*Dataset records*
BEGIN
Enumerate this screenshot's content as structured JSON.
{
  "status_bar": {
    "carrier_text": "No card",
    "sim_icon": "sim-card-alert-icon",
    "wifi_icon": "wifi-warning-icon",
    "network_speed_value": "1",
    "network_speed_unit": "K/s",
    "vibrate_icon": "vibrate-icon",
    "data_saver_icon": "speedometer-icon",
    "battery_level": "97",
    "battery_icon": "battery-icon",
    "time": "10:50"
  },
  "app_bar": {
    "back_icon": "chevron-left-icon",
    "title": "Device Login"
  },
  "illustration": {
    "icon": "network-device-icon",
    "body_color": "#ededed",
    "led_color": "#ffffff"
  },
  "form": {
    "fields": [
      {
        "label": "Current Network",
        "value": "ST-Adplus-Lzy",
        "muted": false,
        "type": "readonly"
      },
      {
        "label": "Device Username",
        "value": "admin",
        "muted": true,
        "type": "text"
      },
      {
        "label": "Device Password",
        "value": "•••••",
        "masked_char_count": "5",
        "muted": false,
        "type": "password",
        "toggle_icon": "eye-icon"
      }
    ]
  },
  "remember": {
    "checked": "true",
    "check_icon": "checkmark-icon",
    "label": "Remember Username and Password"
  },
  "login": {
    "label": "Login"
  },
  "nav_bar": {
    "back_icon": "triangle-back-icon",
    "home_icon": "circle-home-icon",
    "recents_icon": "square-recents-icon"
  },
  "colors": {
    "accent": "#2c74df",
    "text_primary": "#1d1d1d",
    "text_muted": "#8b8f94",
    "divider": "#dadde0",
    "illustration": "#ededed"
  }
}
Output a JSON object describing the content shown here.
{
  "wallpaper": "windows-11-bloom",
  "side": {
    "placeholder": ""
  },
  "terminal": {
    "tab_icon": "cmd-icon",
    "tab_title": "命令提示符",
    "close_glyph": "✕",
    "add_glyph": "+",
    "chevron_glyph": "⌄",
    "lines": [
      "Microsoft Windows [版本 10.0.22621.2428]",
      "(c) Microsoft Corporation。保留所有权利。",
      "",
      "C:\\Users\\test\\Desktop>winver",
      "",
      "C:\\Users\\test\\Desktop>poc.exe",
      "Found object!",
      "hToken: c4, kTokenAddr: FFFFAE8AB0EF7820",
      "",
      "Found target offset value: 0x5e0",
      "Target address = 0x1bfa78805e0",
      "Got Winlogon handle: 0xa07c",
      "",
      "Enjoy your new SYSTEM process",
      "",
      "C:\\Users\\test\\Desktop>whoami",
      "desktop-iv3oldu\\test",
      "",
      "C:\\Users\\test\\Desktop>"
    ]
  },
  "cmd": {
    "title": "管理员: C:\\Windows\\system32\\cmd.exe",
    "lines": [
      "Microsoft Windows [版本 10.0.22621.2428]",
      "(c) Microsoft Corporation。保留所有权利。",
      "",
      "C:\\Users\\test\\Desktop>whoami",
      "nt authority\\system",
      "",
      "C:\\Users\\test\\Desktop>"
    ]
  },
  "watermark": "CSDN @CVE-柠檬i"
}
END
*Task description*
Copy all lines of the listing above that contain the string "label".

*Answer box*
        "label": "Current Network",
        "label": "Device Username",
        "label": "Device Password",
    "label": "Remember Username and Password"
    "label": "Login"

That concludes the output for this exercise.